--- EXERCISE DESCRIPTION ---
Lines containing the word "label" in the data below: say how many, with no other text.
----
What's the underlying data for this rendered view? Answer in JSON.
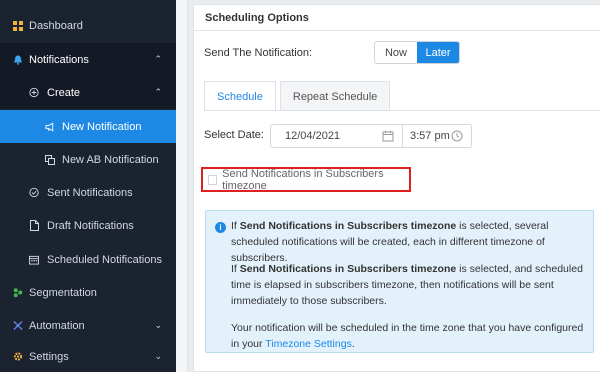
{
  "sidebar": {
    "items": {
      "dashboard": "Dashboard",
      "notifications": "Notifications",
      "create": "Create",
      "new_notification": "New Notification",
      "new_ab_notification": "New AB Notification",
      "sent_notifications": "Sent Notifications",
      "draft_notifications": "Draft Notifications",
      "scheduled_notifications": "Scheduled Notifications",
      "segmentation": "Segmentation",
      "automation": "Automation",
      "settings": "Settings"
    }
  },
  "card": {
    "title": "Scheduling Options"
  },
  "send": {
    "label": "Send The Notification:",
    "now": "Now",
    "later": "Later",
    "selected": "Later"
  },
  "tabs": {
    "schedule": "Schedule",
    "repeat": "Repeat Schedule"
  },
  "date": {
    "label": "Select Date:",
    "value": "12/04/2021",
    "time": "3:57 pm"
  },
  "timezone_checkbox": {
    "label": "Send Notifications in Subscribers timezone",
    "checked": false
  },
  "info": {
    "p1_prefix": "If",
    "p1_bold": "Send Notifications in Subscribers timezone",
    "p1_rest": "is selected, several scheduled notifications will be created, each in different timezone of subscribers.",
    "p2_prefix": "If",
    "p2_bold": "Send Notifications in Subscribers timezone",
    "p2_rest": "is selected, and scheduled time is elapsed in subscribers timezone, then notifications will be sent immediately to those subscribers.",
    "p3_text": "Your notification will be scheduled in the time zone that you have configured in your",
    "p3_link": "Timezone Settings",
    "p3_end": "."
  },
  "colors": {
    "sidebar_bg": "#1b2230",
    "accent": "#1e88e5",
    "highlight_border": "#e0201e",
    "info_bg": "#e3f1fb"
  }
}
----
--- RESULT OF THE EXERCISE ---
3